*** Opening of MATERIAL SHOWN ***

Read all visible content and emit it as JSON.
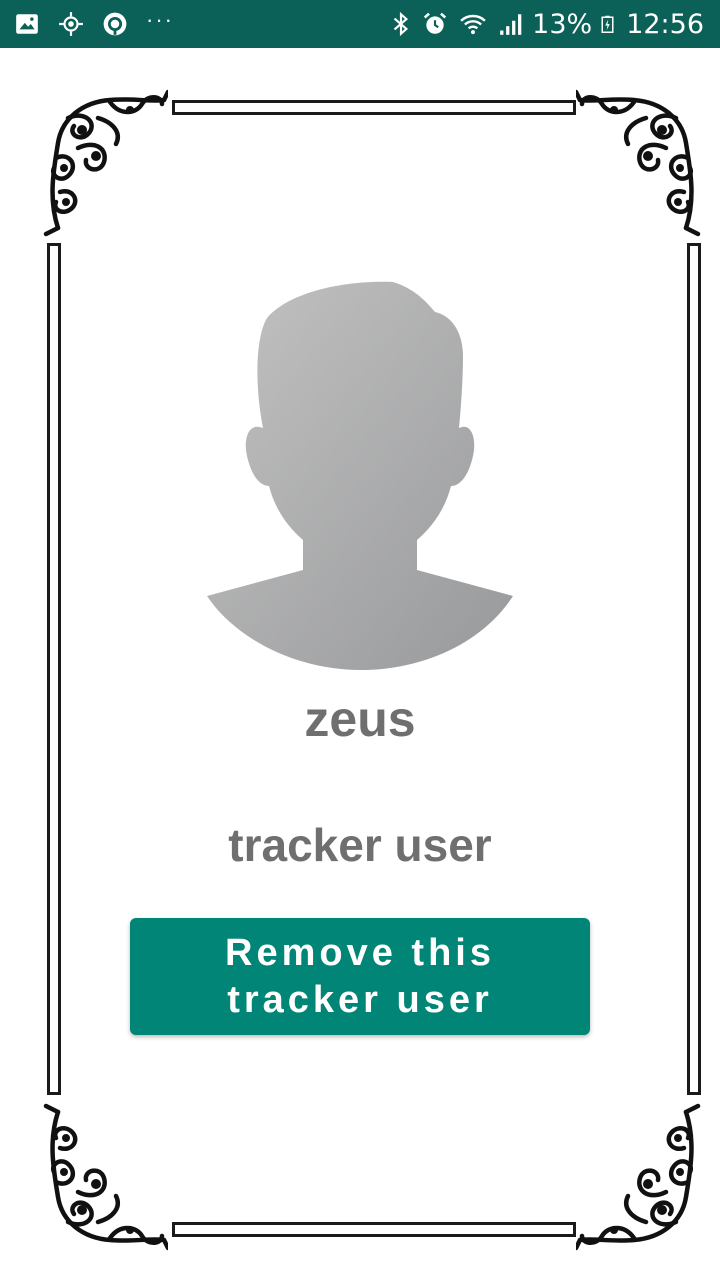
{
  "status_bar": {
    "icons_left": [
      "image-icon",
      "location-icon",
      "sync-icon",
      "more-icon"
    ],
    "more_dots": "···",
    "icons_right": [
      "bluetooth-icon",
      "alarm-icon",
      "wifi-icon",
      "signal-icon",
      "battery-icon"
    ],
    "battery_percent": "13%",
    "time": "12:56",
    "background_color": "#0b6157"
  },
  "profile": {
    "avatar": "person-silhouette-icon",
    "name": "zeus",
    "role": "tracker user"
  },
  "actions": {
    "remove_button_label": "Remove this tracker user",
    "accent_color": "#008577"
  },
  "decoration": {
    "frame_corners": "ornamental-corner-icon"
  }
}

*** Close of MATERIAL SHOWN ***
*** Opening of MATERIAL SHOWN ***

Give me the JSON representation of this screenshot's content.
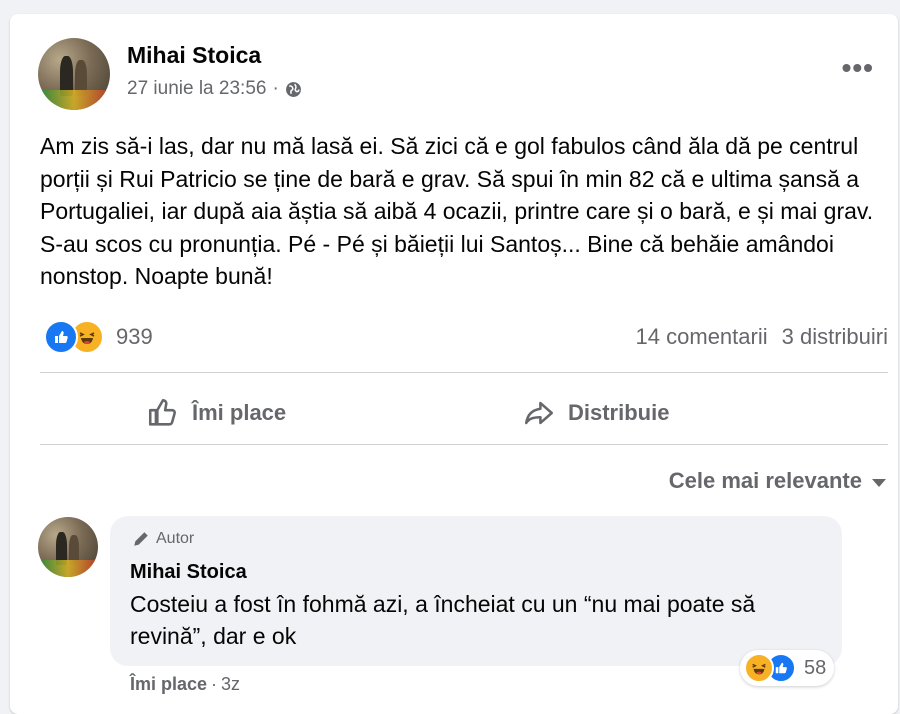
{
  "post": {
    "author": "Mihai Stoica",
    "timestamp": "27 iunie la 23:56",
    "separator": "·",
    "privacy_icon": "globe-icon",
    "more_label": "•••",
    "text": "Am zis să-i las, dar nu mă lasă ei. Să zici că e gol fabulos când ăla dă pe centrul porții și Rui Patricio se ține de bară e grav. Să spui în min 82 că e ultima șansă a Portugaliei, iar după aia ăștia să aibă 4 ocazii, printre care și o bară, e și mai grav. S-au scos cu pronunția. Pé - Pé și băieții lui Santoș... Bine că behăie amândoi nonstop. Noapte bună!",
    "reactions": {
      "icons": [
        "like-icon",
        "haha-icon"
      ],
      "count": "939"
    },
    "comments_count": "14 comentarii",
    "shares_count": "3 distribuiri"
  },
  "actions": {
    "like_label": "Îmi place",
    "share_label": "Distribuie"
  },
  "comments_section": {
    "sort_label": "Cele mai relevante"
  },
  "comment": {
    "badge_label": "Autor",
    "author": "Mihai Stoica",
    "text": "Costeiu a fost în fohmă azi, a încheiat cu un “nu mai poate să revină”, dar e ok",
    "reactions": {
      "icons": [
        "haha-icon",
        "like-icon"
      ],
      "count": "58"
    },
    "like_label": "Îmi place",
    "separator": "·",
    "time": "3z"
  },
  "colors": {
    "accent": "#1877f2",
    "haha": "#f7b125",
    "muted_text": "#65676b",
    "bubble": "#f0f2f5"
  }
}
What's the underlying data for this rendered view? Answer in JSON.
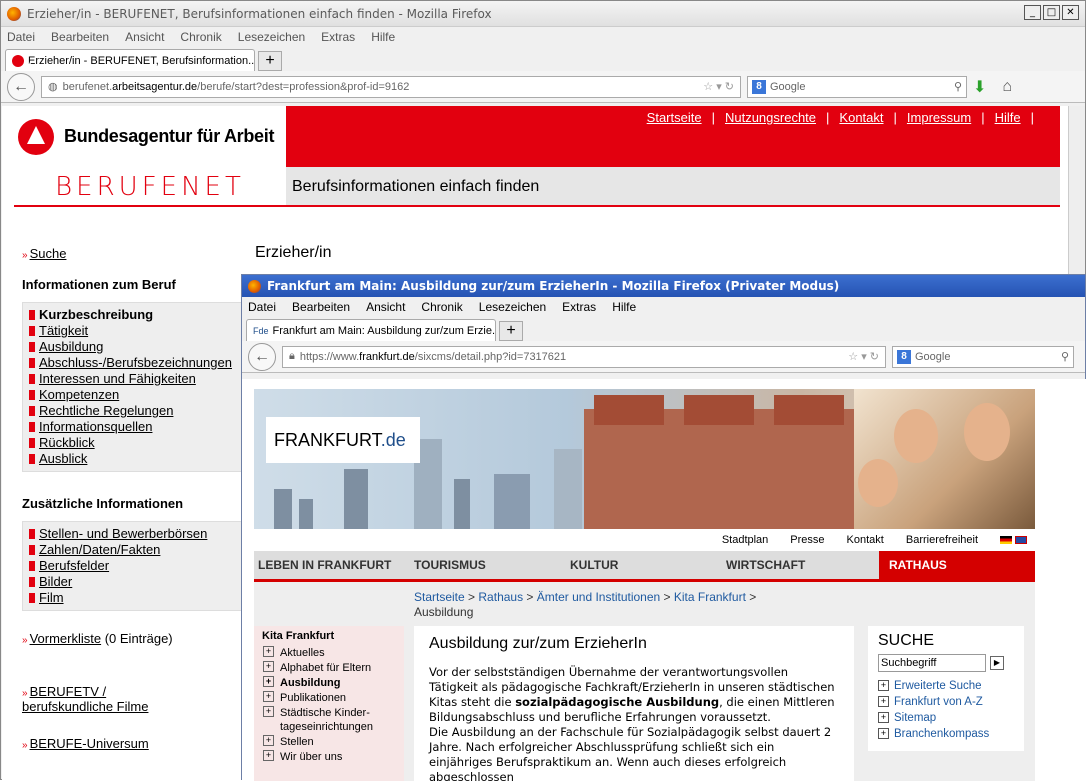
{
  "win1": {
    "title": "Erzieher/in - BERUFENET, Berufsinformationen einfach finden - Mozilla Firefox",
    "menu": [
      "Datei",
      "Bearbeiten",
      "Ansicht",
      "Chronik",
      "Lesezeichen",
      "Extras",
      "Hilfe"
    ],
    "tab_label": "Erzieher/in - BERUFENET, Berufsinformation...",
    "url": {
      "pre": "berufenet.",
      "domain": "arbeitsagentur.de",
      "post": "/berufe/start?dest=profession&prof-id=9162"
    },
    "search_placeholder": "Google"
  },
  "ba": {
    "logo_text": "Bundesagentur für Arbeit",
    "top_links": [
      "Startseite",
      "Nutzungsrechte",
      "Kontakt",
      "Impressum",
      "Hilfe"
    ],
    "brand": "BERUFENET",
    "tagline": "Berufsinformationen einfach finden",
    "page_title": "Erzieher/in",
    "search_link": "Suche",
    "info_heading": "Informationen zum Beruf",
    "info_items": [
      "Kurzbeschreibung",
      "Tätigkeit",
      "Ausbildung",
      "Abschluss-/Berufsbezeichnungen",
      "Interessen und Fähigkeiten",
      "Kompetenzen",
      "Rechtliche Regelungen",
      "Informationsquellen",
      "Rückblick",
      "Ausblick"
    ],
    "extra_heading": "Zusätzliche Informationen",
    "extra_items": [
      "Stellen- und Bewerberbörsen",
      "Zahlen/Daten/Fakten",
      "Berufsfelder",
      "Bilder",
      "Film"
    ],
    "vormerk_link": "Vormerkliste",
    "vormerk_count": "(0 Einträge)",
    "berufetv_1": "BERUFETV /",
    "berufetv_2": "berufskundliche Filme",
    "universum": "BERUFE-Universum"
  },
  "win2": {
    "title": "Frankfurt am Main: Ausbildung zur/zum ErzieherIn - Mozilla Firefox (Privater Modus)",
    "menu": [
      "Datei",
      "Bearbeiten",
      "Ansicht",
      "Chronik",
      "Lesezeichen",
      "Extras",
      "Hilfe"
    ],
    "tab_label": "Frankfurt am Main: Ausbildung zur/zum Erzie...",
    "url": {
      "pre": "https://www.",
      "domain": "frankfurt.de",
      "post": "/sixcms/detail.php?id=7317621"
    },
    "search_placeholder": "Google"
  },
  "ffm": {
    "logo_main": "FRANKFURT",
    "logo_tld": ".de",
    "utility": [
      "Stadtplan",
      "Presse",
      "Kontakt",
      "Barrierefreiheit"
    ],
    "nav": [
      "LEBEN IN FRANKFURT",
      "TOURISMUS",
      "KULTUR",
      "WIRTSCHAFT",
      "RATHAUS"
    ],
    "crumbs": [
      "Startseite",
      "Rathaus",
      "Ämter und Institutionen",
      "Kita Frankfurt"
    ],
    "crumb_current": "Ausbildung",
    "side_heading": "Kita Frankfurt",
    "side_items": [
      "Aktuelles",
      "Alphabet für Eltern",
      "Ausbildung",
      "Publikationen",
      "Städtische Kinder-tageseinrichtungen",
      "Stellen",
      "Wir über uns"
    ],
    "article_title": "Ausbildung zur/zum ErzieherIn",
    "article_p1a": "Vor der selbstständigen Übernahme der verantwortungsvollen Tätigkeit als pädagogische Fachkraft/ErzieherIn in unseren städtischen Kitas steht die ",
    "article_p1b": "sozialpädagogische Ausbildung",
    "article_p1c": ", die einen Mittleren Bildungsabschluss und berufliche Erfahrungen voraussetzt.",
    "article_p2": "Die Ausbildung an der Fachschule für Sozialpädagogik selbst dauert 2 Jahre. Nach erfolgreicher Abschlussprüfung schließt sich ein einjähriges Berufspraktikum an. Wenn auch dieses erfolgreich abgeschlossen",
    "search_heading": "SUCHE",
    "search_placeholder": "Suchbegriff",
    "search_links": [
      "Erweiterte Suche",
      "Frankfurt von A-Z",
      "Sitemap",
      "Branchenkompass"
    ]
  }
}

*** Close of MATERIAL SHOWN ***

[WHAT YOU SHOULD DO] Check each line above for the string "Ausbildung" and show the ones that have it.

[EXERCISE RESPONSE]
      "Ausbildung",
    "title": "Frankfurt am Main: Ausbildung zur/zum ErzieherIn - Mozilla Firefox (Privater Modus)",
    "tab_label": "Frankfurt am Main: Ausbildung zur/zum Erzie...",
    "crumb_current": "Ausbildung",
      "Ausbildung",
    "article_title": "Ausbildung zur/zum ErzieherIn",
    "article_p1b": "sozialpädagogische Ausbildung",
    "article_p2": "Die Ausbildung an der Fachschule für Sozialpädagogik selbst dauert 2 Jahre. Nach erfolgreicher Abschlussprüfung schließt sich ein einjähriges Berufspraktikum an. Wenn auch dieses erfolgreich abgeschlossen",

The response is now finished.